Mojo is just as deserving in its praise. The six men in the cast form a talented ensemble, darting across the stage with a frantic energy that is at odds with the precision with which they delivered lines. But London, while showering Mojo with an extended run and constant press coverage, seems to have ignored the empowering Blurred Lines, which demonstrates eight female actors’ talents in the same mesmerising fashion. For the small price of £12, you can see Blurred Lines at the National Theatre. Inspired by the banal sexism of Robin Thicke’s song, the play tactfully deals with issues surrounding rape and female victimisation in the workplace, proving feminism need not be an f-word. The play’s power lies in its performers though, with each of the eight women performing a multitude of roles that were as moving and as believable as the next.
When reviewers and the public discuss Mojo, we name Colin Morgan or Ben Wishshaw or Daniel Mays. But the language with which critics discussed Blurred Lines reduces the cast to one female unit. Michael Billington, renowned theatre critic of The Guardian, would rather comment in detail about the male role Marion Bailey plays rather than naming her. There is an absence of language concerning the female actors. Thus the bitter irony is that while critics are praising the play’s progressive themes, they are refusing to acknowledge the feminist ethos themselves. Next to nothing was mentioned of Sinead Matthews’ versatility, or the hallucinatory qualities of Susannah Wises’ voice, or how painfully realistic Claire Skinner’s depiction of a modern mother was. All critics seem to highlight is that fact that it was co-written by a man.
Although the play may be receiving 4 stars, just like Henry V and Mojo, it is not getting the same media exposure. The reviews for Blurred Lines are less than half the length of their male dominated competitors. Despite being a huge fan of Shakespeare myself, I am the first to admit that the issues raised in Blurred Lines are more worthy of discussion by a modern day audience.
It is true that Gemma Arteton’s performance as the title role in The Duchess of Malfi received a large amount of coverage, but her overly sexualised and slightly immature performance, with her tits pushed up to her chin, didn’t merit the same praise as Eileen Atkins, who is performing her one woman show in the same space, the Sam Wannamaker Playhouse. Atkins’ command of the stage coupled with the finesse in which she flits between Shakespearean monologues has resulted in a standing ovation every single night.
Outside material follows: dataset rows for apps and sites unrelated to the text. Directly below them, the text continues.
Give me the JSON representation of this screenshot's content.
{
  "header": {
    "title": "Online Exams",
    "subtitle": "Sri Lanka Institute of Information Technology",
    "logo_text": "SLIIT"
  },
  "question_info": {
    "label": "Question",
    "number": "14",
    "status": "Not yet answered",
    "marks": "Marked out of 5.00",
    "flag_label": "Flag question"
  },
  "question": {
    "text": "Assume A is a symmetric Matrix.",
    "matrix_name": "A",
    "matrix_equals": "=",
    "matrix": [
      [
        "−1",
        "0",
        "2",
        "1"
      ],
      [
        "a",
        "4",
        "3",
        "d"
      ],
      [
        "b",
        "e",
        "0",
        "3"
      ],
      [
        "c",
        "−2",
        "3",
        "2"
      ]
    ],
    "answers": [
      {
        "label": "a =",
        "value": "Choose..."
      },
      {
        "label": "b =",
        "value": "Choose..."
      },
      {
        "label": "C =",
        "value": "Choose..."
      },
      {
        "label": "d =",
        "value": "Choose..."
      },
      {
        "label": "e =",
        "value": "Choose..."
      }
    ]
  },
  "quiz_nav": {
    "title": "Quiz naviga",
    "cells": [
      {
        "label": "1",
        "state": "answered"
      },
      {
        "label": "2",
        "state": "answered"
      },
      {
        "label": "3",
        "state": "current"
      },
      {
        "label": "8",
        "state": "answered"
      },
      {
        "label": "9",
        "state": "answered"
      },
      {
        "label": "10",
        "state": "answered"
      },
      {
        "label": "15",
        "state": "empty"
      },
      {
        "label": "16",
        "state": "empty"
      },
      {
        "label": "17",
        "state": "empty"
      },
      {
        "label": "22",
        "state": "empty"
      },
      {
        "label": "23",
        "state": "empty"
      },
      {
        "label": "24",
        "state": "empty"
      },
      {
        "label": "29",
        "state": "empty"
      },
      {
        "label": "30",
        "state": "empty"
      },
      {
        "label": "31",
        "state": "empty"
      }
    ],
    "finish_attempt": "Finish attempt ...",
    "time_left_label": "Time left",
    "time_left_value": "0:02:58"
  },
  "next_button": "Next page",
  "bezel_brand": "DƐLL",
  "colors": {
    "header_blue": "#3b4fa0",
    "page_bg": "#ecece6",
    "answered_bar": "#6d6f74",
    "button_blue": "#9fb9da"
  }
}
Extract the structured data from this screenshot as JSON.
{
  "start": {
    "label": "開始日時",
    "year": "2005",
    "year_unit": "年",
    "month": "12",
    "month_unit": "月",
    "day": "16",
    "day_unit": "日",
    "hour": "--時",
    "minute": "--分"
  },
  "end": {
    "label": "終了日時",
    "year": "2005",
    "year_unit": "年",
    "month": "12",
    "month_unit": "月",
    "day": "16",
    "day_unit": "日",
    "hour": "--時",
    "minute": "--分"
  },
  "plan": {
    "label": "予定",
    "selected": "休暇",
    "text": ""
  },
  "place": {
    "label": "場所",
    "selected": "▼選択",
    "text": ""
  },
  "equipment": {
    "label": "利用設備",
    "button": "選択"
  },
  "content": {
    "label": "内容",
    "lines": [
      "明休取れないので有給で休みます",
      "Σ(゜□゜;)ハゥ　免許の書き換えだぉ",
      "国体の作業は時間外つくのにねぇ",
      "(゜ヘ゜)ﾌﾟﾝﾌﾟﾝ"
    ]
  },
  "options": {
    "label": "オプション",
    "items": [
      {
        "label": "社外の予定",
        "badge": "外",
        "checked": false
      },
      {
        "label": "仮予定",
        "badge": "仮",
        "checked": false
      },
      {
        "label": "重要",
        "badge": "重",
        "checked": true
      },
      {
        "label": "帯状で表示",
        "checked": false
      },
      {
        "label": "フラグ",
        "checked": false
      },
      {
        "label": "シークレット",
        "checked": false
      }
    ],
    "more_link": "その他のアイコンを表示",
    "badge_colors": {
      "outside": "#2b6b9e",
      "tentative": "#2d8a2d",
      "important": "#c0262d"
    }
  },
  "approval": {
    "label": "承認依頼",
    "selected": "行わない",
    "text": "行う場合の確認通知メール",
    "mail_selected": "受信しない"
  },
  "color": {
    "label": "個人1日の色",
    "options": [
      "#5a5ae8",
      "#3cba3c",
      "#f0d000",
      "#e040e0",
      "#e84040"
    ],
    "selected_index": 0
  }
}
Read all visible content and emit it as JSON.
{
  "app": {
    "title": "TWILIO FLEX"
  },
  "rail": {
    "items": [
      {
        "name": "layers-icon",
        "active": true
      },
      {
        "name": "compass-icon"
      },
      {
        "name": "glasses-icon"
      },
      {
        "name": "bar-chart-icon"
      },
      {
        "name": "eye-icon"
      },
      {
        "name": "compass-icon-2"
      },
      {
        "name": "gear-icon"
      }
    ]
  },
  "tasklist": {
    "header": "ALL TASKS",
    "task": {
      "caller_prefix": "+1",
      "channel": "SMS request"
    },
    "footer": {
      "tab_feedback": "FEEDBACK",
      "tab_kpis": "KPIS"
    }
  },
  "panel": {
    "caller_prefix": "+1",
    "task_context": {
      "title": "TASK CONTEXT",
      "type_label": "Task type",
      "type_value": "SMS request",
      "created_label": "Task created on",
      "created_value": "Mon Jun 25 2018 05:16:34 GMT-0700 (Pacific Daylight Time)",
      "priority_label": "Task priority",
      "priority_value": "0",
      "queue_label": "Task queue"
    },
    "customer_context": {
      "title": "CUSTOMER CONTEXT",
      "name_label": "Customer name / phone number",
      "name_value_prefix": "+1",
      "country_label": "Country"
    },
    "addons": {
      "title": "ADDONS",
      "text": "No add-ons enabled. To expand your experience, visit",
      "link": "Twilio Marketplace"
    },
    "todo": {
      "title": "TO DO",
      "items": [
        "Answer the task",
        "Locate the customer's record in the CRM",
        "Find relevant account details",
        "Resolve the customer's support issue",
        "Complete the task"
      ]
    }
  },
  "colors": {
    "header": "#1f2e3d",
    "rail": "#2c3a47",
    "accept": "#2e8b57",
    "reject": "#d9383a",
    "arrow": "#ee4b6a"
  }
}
But I bet few people reading this even knew this was being performed.
I’m not arguing that women are better actors than men. I’m saying that women make up 68% of the average theatre audience and yet only 38% of actors employed during 2011-12 were female. The media and the public, whether female or male, are not giving female actors the credit and attention they deserve on or off stage. So, if you go see Tom Hiddleston in Coriolanus, or Simon Russell Beale in King Lear, make sure you take more than a minute to note how Deborah Findlay’s Volumnia carries the energy of the play and Anna Maxwell Martin’s Regan has won more awards than Beale did when he was her age.